NEW YORK: Defence Minister Khurram Dastgir Khan has criticized the U.S. suspension of security aid to Pakistan, saying the move has emasculated the war on terror in the region.
“By choosing castigation over cooperation, the U.S. has emasculated the war on terror in this region,” he was quoted as saying in an interview with The Wall Street Journal (WSJ), a major American financial newspaper.
Dastgir Khan’s comments are part of the Journal’s dispatch from Islamabad, headlined: ‘With U.S. Aid Cut, Pakistan Drifts Closer to China’.
As regional alliances shift in the wake of U.S. actions against Pakistan, the dispatch wrote, ‘China jumped in with statements supportive of Pakistan, as did Iran and Turkey; Pakistan has also improved its relationship in recent years with another American antagonist, Russia, setting up Islamabad with a quartet of alternative allies who have tense or adversarial relationships with Washington.”
“Punishing Pakistan pushes it towards America’s major adversaries,” the defence minister said.
Foreign Minister Khawaja Muhammad Asif has already declared the Pakistan-US partnership to be over. “We do not have any alliance,” Asif told the Journal last week.
The WSJ dispatch refers to the strengthening Sino-Pakistan ties, saying, “China has already invested heavily in a relationship that is redefining the balance of power in Asia, anchored by a $55 billion-plus infrastructure program that aims in part to boost Pakistan’s economy in part as a counterweight against their common competitor, India.”
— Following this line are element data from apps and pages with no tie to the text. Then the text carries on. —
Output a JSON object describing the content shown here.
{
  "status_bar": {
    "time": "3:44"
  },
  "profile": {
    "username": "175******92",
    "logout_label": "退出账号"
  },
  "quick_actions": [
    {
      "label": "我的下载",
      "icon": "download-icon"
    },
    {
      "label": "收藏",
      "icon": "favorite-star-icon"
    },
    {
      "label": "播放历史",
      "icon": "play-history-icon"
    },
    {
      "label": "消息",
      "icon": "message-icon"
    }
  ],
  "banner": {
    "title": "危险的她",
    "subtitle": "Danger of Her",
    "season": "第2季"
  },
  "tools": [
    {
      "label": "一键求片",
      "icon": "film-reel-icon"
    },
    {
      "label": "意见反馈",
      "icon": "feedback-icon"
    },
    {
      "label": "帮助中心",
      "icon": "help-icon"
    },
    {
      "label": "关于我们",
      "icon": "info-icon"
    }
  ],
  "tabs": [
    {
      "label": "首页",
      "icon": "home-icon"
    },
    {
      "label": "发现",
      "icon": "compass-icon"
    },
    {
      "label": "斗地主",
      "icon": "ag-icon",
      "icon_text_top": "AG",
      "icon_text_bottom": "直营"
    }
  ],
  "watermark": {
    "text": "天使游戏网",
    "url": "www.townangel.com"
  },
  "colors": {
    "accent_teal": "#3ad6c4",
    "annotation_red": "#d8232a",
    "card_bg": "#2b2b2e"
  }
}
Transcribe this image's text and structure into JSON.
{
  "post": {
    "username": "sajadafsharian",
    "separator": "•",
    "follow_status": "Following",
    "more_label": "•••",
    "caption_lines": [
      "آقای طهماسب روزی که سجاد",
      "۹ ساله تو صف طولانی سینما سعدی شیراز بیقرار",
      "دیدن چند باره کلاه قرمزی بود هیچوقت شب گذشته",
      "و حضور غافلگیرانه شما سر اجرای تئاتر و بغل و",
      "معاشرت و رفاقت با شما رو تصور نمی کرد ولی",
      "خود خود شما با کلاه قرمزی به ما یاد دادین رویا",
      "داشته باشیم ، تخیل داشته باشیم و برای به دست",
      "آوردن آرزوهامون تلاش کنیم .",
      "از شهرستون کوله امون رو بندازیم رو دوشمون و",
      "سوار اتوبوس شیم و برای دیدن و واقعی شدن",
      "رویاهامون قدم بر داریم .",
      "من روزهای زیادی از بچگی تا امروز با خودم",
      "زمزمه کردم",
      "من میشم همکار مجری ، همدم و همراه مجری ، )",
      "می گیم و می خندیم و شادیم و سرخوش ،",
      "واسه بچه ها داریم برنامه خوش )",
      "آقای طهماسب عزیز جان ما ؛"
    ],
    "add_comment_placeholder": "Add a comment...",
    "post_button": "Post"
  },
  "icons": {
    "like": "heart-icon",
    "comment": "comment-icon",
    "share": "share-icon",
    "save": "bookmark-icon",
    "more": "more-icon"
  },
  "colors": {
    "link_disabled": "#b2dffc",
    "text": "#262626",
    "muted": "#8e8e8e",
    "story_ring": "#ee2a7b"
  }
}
Pakistan, the report added, also believed that it is key to any eventual peace deal to end the war in Afghanistan. “If America distances itself from Pakistan, any reconciliation is not possible in Afghanistan without Pakistan sitting at that table,” Dastgir Khan, the defense minister, said.